Mohamed Njeim (Rabat)
The book of the famous critic Louis Thyssen, published in its original text entitled “Critical Theory Today”, in its Arabic translation by the Moroccan critic and translator Lahcen Hamama, is one of the most important critical books for every researcher and interested in literary criticism. In the context of the monetary movement witnessed by the Arab world since the second half of the twentieth century, and the accompanying liberation movements, and socio-economic and political transformations, it was necessary to open up to contemporary monetary theories. This openness that sought to approach literary texts according to a sober critical conception to enable the researcher and critic to possess a theoretical awareness that finds its source in the humanities, from linguistics, sociology, anthropology, and psychology. This is because creativity is not only an expansion of the language or creativity in it, but it is also intrinsically linked to the culture that produced it, as seen by many of the theories included in this book.

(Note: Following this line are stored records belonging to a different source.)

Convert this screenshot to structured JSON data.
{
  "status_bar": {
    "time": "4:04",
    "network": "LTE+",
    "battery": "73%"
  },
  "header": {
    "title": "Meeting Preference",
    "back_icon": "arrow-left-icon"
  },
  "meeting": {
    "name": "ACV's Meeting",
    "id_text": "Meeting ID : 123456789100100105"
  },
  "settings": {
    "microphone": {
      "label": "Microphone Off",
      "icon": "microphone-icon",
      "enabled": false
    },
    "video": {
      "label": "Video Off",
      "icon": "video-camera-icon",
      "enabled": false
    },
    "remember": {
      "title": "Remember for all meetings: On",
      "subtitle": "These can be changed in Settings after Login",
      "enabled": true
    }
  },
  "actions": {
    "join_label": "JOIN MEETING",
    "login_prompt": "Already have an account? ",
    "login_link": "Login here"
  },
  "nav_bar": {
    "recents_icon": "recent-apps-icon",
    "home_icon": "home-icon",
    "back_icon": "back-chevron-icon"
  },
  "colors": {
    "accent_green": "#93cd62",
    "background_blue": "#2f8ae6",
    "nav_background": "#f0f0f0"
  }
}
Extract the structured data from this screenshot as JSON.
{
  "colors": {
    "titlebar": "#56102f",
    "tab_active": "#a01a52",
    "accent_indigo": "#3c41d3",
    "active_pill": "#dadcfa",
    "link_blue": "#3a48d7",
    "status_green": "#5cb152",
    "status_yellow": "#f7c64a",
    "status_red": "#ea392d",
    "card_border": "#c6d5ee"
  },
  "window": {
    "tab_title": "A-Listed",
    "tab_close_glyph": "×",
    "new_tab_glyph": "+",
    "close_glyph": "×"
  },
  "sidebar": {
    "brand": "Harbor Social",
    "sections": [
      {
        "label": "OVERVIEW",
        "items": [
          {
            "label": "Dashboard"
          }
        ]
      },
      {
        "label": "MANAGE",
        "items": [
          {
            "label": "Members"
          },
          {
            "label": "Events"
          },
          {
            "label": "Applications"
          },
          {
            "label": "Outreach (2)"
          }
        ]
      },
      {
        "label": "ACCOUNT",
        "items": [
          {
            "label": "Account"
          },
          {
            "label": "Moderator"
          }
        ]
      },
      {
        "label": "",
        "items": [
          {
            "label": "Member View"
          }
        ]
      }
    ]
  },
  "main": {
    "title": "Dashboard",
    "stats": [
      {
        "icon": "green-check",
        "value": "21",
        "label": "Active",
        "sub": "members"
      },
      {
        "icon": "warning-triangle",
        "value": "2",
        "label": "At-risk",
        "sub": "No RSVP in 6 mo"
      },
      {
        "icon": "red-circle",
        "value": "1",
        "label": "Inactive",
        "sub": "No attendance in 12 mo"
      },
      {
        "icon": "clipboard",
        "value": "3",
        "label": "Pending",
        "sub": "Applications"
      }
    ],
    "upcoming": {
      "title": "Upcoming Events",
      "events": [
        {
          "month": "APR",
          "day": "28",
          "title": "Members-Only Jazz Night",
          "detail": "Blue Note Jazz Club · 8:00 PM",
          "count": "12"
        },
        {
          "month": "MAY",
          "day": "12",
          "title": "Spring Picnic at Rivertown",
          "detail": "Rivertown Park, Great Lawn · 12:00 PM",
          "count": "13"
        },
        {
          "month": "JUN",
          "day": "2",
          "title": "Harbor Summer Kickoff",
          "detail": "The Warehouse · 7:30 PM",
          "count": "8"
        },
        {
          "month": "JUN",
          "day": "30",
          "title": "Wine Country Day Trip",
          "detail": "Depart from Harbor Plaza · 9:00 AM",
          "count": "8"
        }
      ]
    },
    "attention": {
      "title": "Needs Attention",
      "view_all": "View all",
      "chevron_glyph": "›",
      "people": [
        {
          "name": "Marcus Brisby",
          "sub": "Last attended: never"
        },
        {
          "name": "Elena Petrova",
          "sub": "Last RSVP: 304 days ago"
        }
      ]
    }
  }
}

And since the literary text is like that, it was necessary to look at it according to a systematic conception based on a clear vision that guides the researcher and critic during their reading without falling into an impressionistic reading that may bear the unbearable creative text. The creator does not come from a free vision, but is the conscience of his time and society, with all its contradictions and conflicts. Thus, the literary text mimics its reality, and may not reflect it directly, and does not exist in isolation from the societal changes that created it.
This book, according to its translator, seeks to help the reader change his perspective in questioning the literary text, and to provide him with important entrances for a productive, thorough reading that does not confine the text to a single critical theory, as Thyssen insists at the end of the book, but rather the reader can approach it from multiple angles according to Concepts shared by two or more critical theories.
And Louis Thyssen, says the translator, seeks to try to cover most of the literary criticism theories to enable readers to have a comprehensive familiarity with them, and to try to apply them to literary texts of all kinds. Perhaps the distinguishing feature of this book is that it appends each theory with a set of questions that the reader must ask and apply to the literary text in order to come up with a reading that responds to the requirements of each theory and its conceptual apparatus. However, some of these critical theories are not only of a purely literary nature pertaining to the literary text, but some of them arose in a soil rife with political conflicts such as feminist criticism, African American criticism, and postcolonial criticism, as the critic points out. Therefore, it overlaps in these theories literary, political / ideological, philosophical. This means that overlap has become a feature of most literary criticism theories, with the fact that the gap between knowledge has been bridged. Perhaps this is the spirit of our times.